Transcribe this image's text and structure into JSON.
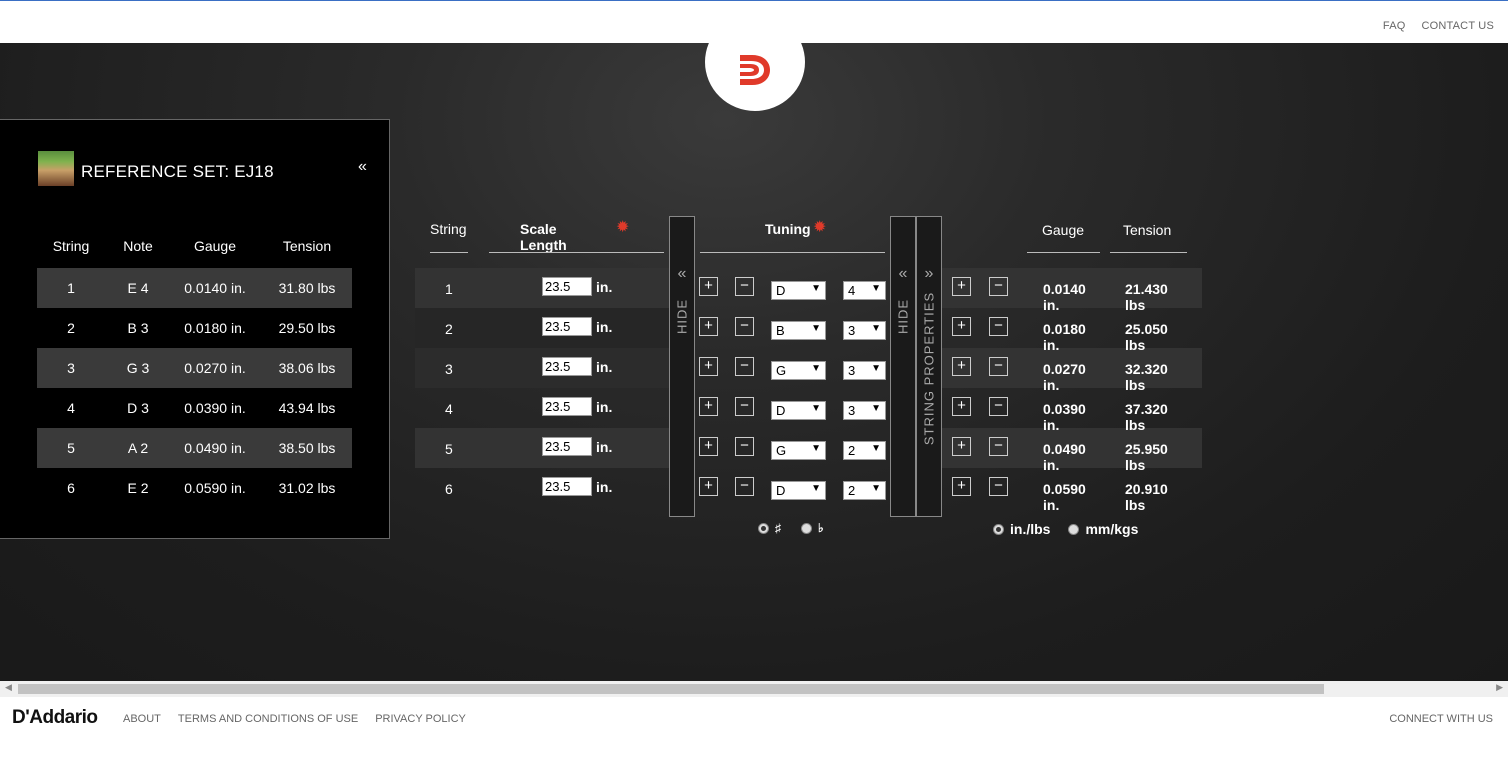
{
  "header": {
    "nav": [
      "FAQ",
      "CONTACT US"
    ]
  },
  "reference": {
    "title": "REFERENCE SET: EJ18",
    "collapse_icon": "«",
    "headers": [
      "String",
      "Note",
      "Gauge",
      "Tension"
    ],
    "rows": [
      {
        "string": "1",
        "note": "E 4",
        "gauge": "0.0140 in.",
        "tension": "31.80 lbs"
      },
      {
        "string": "2",
        "note": "B 3",
        "gauge": "0.0180 in.",
        "tension": "29.50 lbs"
      },
      {
        "string": "3",
        "note": "G 3",
        "gauge": "0.0270 in.",
        "tension": "38.06 lbs"
      },
      {
        "string": "4",
        "note": "D 3",
        "gauge": "0.0390 in.",
        "tension": "43.94 lbs"
      },
      {
        "string": "5",
        "note": "A 2",
        "gauge": "0.0490 in.",
        "tension": "38.50 lbs"
      },
      {
        "string": "6",
        "note": "E 2",
        "gauge": "0.0590 in.",
        "tension": "31.02 lbs"
      }
    ]
  },
  "calculator": {
    "headers": {
      "string": "String",
      "scale": "Scale Length",
      "tuning": "Tuning",
      "gauge": "Gauge",
      "tension": "Tension"
    },
    "unit_in": "in.",
    "hide_label": "HIDE",
    "props_label": "STRING PROPERTIES",
    "plus": "+",
    "minus": "−",
    "rows": [
      {
        "string": "1",
        "scale": "23.5",
        "note": "D",
        "octave": "4",
        "gauge": "0.0140 in.",
        "tension": "21.430 lbs"
      },
      {
        "string": "2",
        "scale": "23.5",
        "note": "B",
        "octave": "3",
        "gauge": "0.0180 in.",
        "tension": "25.050 lbs"
      },
      {
        "string": "3",
        "scale": "23.5",
        "note": "G",
        "octave": "3",
        "gauge": "0.0270 in.",
        "tension": "32.320 lbs"
      },
      {
        "string": "4",
        "scale": "23.5",
        "note": "D",
        "octave": "3",
        "gauge": "0.0390 in.",
        "tension": "37.320 lbs"
      },
      {
        "string": "5",
        "scale": "23.5",
        "note": "G",
        "octave": "2",
        "gauge": "0.0490 in.",
        "tension": "25.950 lbs"
      },
      {
        "string": "6",
        "scale": "23.5",
        "note": "D",
        "octave": "2",
        "gauge": "0.0590 in.",
        "tension": "20.910 lbs"
      }
    ],
    "accidentals": {
      "sharp": "♯",
      "flat": "♭",
      "selected": "sharp"
    },
    "units": {
      "imperial": "in./lbs",
      "metric": "mm/kgs",
      "selected": "imperial"
    }
  },
  "footer": {
    "brand": "D'Addario",
    "links": [
      "ABOUT",
      "TERMS AND CONDITIONS OF USE",
      "PRIVACY POLICY"
    ],
    "right": "CONNECT WITH US"
  },
  "colors": {
    "accent": "#e03a2a",
    "panel": "#000000",
    "band": "#333333"
  }
}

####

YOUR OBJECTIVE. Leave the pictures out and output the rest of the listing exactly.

SOLUTION FOR THIS EXERCISE.
Transcribe this image's text and structure into JSON.
{
  "header": {
    "nav": [
      "FAQ",
      "CONTACT US"
    ]
  },
  "reference": {
    "title": "REFERENCE SET: EJ18",
    "collapse_icon": "«",
    "headers": [
      "String",
      "Note",
      "Gauge",
      "Tension"
    ],
    "rows": [
      {
        "string": "1",
        "note": "E 4",
        "gauge": "0.0140 in.",
        "tension": "31.80 lbs"
      },
      {
        "string": "2",
        "note": "B 3",
        "gauge": "0.0180 in.",
        "tension": "29.50 lbs"
      },
      {
        "string": "3",
        "note": "G 3",
        "gauge": "0.0270 in.",
        "tension": "38.06 lbs"
      },
      {
        "string": "4",
        "note": "D 3",
        "gauge": "0.0390 in.",
        "tension": "43.94 lbs"
      },
      {
        "string": "5",
        "note": "A 2",
        "gauge": "0.0490 in.",
        "tension": "38.50 lbs"
      },
      {
        "string": "6",
        "note": "E 2",
        "gauge": "0.0590 in.",
        "tension": "31.02 lbs"
      }
    ]
  },
  "calculator": {
    "headers": {
      "string": "String",
      "scale": "Scale Length",
      "tuning": "Tuning",
      "gauge": "Gauge",
      "tension": "Tension"
    },
    "unit_in": "in.",
    "hide_label": "HIDE",
    "props_label": "STRING PROPERTIES",
    "plus": "+",
    "minus": "−",
    "rows": [
      {
        "string": "1",
        "scale": "23.5",
        "note": "D",
        "octave": "4",
        "gauge": "0.0140 in.",
        "tension": "21.430 lbs"
      },
      {
        "string": "2",
        "scale": "23.5",
        "note": "B",
        "octave": "3",
        "gauge": "0.0180 in.",
        "tension": "25.050 lbs"
      },
      {
        "string": "3",
        "scale": "23.5",
        "note": "G",
        "octave": "3",
        "gauge": "0.0270 in.",
        "tension": "32.320 lbs"
      },
      {
        "string": "4",
        "scale": "23.5",
        "note": "D",
        "octave": "3",
        "gauge": "0.0390 in.",
        "tension": "37.320 lbs"
      },
      {
        "string": "5",
        "scale": "23.5",
        "note": "G",
        "octave": "2",
        "gauge": "0.0490 in.",
        "tension": "25.950 lbs"
      },
      {
        "string": "6",
        "scale": "23.5",
        "note": "D",
        "octave": "2",
        "gauge": "0.0590 in.",
        "tension": "20.910 lbs"
      }
    ],
    "accidentals": {
      "sharp": "♯",
      "flat": "♭",
      "selected": "sharp"
    },
    "units": {
      "imperial": "in./lbs",
      "metric": "mm/kgs",
      "selected": "imperial"
    }
  },
  "footer": {
    "brand": "D'Addario",
    "links": [
      "ABOUT",
      "TERMS AND CONDITIONS OF USE",
      "PRIVACY POLICY"
    ],
    "right": "CONNECT WITH US"
  },
  "colors": {
    "accent": "#e03a2a",
    "panel": "#000000",
    "band": "#333333"
  }
}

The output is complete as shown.